▶ **Aim of the task**
Reproduce the data in its entirety, exactly as written.

Web page and app entries:
========================

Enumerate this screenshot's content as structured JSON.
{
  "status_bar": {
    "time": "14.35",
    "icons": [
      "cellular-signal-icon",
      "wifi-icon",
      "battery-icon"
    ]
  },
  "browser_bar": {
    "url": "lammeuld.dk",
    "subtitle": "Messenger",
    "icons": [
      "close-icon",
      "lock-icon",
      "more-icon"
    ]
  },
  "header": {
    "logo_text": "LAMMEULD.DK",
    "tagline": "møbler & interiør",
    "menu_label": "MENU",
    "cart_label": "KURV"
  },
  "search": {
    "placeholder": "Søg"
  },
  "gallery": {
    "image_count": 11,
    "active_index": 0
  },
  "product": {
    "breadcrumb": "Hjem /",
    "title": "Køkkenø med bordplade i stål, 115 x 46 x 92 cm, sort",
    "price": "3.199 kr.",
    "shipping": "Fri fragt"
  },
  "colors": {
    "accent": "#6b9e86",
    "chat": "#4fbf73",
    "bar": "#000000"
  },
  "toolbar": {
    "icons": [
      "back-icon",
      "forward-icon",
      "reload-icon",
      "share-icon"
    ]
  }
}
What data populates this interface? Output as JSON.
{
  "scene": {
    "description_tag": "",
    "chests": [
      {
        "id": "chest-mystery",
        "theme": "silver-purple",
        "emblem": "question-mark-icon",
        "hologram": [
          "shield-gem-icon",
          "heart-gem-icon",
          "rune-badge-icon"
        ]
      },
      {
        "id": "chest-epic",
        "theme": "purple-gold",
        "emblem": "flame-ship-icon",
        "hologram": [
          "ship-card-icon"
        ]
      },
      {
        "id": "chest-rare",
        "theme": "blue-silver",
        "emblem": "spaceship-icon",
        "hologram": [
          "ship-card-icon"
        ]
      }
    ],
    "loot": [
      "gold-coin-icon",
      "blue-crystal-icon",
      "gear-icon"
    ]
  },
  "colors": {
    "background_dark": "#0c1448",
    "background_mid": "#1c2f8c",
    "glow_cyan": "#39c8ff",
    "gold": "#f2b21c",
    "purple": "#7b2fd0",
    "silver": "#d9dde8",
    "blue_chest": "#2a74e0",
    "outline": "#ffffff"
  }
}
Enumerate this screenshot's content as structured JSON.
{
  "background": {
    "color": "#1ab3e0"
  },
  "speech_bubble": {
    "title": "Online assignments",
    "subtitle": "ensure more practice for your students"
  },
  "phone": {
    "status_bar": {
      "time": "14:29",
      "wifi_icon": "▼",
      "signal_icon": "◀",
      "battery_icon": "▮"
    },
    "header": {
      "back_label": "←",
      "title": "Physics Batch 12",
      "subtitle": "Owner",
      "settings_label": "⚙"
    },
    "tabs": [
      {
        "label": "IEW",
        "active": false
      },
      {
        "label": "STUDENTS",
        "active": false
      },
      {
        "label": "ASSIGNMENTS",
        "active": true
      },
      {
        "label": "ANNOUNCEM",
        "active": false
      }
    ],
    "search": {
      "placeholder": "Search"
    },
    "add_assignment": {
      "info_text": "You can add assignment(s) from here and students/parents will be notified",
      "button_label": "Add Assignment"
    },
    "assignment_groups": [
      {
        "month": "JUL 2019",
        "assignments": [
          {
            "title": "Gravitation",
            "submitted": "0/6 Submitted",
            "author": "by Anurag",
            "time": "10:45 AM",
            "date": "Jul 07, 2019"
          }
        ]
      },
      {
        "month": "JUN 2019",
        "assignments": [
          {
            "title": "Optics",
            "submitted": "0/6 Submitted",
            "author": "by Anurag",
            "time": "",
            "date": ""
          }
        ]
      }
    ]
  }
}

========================

▶ **The completed task**
Enumerate this screenshot's content as structured JSON.
{
  "status_bar": {
    "time": "14.35",
    "icons": [
      "cellular-signal-icon",
      "wifi-icon",
      "battery-icon"
    ]
  },
  "browser_bar": {
    "url": "lammeuld.dk",
    "subtitle": "Messenger",
    "icons": [
      "close-icon",
      "lock-icon",
      "more-icon"
    ]
  },
  "header": {
    "logo_text": "LAMMEULD.DK",
    "tagline": "møbler & interiør",
    "menu_label": "MENU",
    "cart_label": "KURV"
  },
  "search": {
    "placeholder": "Søg"
  },
  "gallery": {
    "image_count": 11,
    "active_index": 0
  },
  "product": {
    "breadcrumb": "Hjem /",
    "title": "Køkkenø med bordplade i stål, 115 x 46 x 92 cm, sort",
    "price": "3.199 kr.",
    "shipping": "Fri fragt"
  },
  "colors": {
    "accent": "#6b9e86",
    "chat": "#4fbf73",
    "bar": "#000000"
  },
  "toolbar": {
    "icons": [
      "back-icon",
      "forward-icon",
      "reload-icon",
      "share-icon"
    ]
  }
}
What data populates this interface? Output as JSON.
{
  "scene": {
    "description_tag": "",
    "chests": [
      {
        "id": "chest-mystery",
        "theme": "silver-purple",
        "emblem": "question-mark-icon",
        "hologram": [
          "shield-gem-icon",
          "heart-gem-icon",
          "rune-badge-icon"
        ]
      },
      {
        "id": "chest-epic",
        "theme": "purple-gold",
        "emblem": "flame-ship-icon",
        "hologram": [
          "ship-card-icon"
        ]
      },
      {
        "id": "chest-rare",
        "theme": "blue-silver",
        "emblem": "spaceship-icon",
        "hologram": [
          "ship-card-icon"
        ]
      }
    ],
    "loot": [
      "gold-coin-icon",
      "blue-crystal-icon",
      "gear-icon"
    ]
  },
  "colors": {
    "background_dark": "#0c1448",
    "background_mid": "#1c2f8c",
    "glow_cyan": "#39c8ff",
    "gold": "#f2b21c",
    "purple": "#7b2fd0",
    "silver": "#d9dde8",
    "blue_chest": "#2a74e0",
    "outline": "#ffffff"
  }
}
Enumerate this screenshot's content as structured JSON.
{
  "background": {
    "color": "#1ab3e0"
  },
  "speech_bubble": {
    "title": "Online assignments",
    "subtitle": "ensure more practice for your students"
  },
  "phone": {
    "status_bar": {
      "time": "14:29",
      "wifi_icon": "▼",
      "signal_icon": "◀",
      "battery_icon": "▮"
    },
    "header": {
      "back_label": "←",
      "title": "Physics Batch 12",
      "subtitle": "Owner",
      "settings_label": "⚙"
    },
    "tabs": [
      {
        "label": "IEW",
        "active": false
      },
      {
        "label": "STUDENTS",
        "active": false
      },
      {
        "label": "ASSIGNMENTS",
        "active": true
      },
      {
        "label": "ANNOUNCEM",
        "active": false
      }
    ],
    "search": {
      "placeholder": "Search"
    },
    "add_assignment": {
      "info_text": "You can add assignment(s) from here and students/parents will be notified",
      "button_label": "Add Assignment"
    },
    "assignment_groups": [
      {
        "month": "JUL 2019",
        "assignments": [
          {
            "title": "Gravitation",
            "submitted": "0/6 Submitted",
            "author": "by Anurag",
            "time": "10:45 AM",
            "date": "Jul 07, 2019"
          }
        ]
      },
      {
        "month": "JUN 2019",
        "assignments": [
          {
            "title": "Optics",
            "submitted": "0/6 Submitted",
            "author": "by Anurag",
            "time": "",
            "date": ""
          }
        ]
      }
    ]
  }
}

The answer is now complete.